Malaysia's state-owned Petronas may be targeting a 20 January start to production at its Pegaga gas field offshore Sarawak, after the detection of high mercury levels at the field in September delayed the start to operations.
Petronas has set up an interim mercury unit (MRU) at the Pegaga field and will likely start commissioning the unit on 16 December, it told some term offtakers of the 30mn t/yr Bintulu plant early this week. This is in advance of earlier expectations that the MRU would be fixed in the middle of January. The Pegaga gas field supplies feedstock gas to the Bintulu liquefaction and export project.
Shell, which has a 20pc interest in the Pegaga project, said in March that it expected to see first production from the gas field by the fourth quarter of 2021.
But that was delayed when high mercury levels were discovered at the field in early September, prompting Petronas to approach term buyers to request for delays to or cancellations of November-January 2022 deliveries. It planned then to install an interim MRU in March 2022 and a permanent one in November 2022, market participants said.
But Petronas in the middle of November moved forward the scheduled installation of the interim structure to around end-December or January, market participants said. It in late November delayed the timeline to mid-January, they added.
High mercury content at gas fields may poison catalysts in downstream process units and damage downstream equipment through corrosion, potentially resulting in equipment failure, unscheduled outages, or even fires.
"[20 January] is just their target," a term buyer from the plant said about Petronas' latest timeline. Another term buyer said that Petronas had not informed all term buyers of the project's progress, and that "it wouldn't be surprising if they change the [expected first gas production] date".

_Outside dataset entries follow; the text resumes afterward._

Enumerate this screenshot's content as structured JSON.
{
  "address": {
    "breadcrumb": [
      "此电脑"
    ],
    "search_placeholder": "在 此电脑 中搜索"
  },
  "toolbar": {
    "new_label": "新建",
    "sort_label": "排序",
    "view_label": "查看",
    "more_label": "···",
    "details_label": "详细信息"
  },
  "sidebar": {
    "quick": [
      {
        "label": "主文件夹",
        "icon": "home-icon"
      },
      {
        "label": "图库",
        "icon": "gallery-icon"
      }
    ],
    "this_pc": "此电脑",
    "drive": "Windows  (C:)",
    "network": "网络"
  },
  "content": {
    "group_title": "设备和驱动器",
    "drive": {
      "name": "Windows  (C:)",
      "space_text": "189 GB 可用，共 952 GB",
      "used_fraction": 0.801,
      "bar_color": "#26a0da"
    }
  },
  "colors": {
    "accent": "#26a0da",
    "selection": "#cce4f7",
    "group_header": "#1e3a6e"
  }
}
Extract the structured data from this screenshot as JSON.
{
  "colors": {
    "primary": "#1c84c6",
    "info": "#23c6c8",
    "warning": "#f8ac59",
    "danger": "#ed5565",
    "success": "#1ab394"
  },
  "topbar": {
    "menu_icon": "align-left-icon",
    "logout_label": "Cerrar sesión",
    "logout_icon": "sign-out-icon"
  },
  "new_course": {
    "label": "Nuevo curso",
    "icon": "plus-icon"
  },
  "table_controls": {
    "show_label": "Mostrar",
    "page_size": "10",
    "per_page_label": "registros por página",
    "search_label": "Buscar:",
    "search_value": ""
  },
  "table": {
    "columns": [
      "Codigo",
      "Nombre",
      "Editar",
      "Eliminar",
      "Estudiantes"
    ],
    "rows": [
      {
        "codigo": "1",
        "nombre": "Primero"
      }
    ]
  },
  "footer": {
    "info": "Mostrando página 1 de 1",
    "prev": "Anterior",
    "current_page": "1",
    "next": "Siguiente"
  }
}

Petronas told Argus on 1 December that the installation of the interim MRU at the Pegaga field was "progressing as planned" and that "the first gas is expected by Q1 2022", without specifying exact dates.
"The permanent mercury removal unit is targeted to be ready by 4Q 2022 as per the current plan," Petronas added.
Bintulu LNG has term supply agreements with northeast Asian buyers including Japan's Tokyo Gas, Osaka Gas, Toho Gas, Jera, Tohoku Electric, Japex, Saibu Gas, Shizuoka Gas, Hiroshima Gas and Eneos — formerly known as JX Nippon Oil and Energy — along with state-controlled China's CNOOC, Taiwan's CPC and South Korea's Kogas.
Petronas had most recently requested for the cancellation of around 7-8 cargoes/month for delivery in January and February, and around 5-6 cargoes/month for delivery in March-May, as a result of the issue at the Pegaga gas field. This was a reduction from its original expectation of the cancellation of over 10 cargoes meant for delivery in January, when the interim MRU was expected to be installed in March 2022, market participants said.
Several Japanese LNG buyers with term offtake from the plant entered the spot market to enquire for winter deliveries in November and December following Petronas' continued requests to cancel contractual deliveries, exercised under the downward quantity tolerance clause in its contracts.
Japanese gas distributor Saibu Gas sought what was likely its first spot requirement – a partial cargo for delivery in either December or January – through a tender that closed on 1 December. It sought the partial cargo to replace a cancelled delivery from the Bintulu project, market participants said. Saibu Gas typically relies on term supplies from Bintulu, gas retailer Tokyo Gas and Russia's 9.6mn t/yr Sakhalin to meet its LNG requirements.